> **EXERCISE BRIEF**:
Scan the lines below; pull out those with "screenshot".

______________________________

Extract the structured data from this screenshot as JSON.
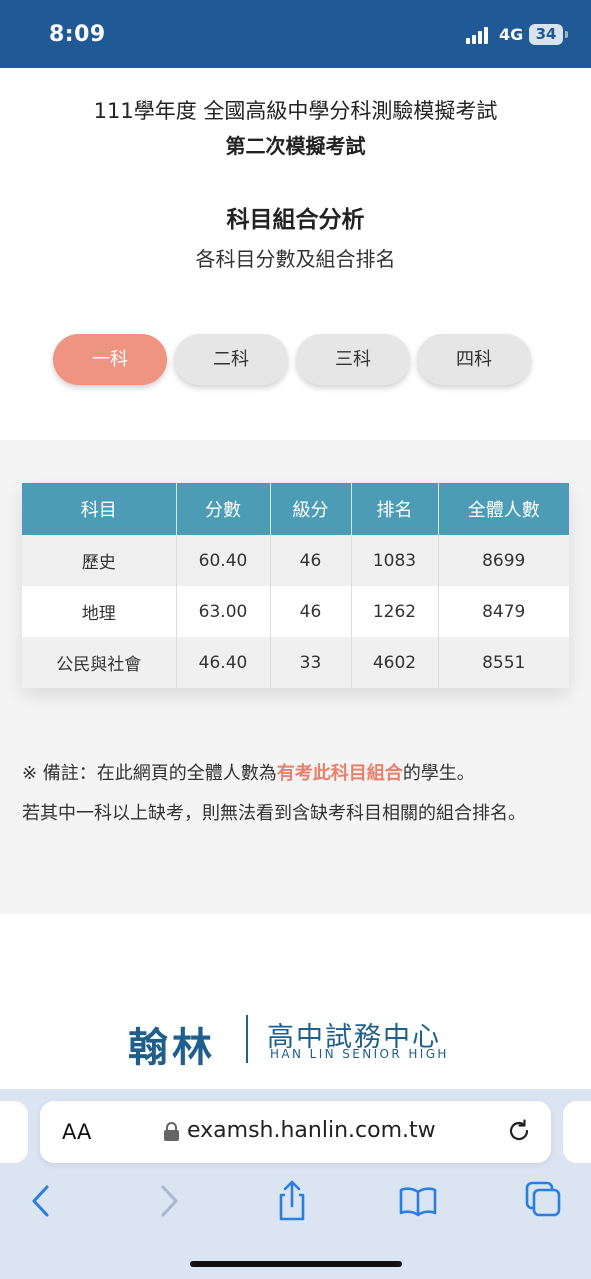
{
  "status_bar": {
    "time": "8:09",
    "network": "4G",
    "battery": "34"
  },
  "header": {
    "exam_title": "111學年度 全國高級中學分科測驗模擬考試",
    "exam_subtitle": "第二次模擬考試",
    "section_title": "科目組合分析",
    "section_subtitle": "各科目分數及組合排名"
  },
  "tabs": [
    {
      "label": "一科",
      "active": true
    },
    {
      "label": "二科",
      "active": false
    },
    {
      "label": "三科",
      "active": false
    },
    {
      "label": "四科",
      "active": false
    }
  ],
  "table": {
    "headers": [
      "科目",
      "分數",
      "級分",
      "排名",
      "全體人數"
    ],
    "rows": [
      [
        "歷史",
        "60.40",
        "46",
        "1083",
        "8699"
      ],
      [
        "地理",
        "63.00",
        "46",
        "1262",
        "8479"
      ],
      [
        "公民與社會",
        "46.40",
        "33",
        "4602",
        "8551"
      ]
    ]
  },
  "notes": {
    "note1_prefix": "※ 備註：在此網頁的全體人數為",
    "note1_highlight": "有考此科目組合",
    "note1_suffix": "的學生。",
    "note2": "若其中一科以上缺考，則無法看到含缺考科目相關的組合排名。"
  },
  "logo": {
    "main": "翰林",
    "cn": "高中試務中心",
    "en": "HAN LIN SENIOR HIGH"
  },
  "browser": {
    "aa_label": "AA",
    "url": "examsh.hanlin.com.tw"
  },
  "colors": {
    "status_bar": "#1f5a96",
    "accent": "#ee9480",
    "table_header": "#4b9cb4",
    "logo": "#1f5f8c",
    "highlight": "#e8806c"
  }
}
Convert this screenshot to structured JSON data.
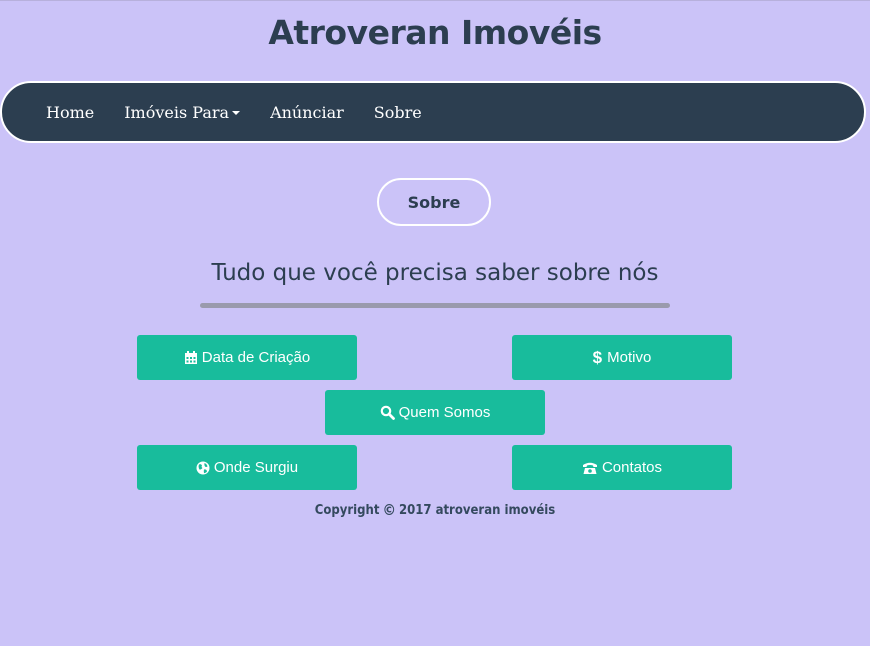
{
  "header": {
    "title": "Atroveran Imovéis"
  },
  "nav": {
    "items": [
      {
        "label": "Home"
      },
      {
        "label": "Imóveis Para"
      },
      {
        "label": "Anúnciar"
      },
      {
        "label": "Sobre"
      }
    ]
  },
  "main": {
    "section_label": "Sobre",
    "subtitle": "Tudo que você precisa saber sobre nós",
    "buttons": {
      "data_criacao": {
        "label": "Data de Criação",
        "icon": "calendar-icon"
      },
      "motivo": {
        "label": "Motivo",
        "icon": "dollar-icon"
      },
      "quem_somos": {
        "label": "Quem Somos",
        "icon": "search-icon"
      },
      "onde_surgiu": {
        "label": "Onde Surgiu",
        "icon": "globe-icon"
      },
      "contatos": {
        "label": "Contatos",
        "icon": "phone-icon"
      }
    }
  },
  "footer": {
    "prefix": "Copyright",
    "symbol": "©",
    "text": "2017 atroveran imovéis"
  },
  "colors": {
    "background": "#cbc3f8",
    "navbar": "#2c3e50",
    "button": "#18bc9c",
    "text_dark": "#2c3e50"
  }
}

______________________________

> **ANSWER TO THE PROBLEM**:
Extract the structured data from this screenshot as JSON.
Convert this screenshot to structured JSON data.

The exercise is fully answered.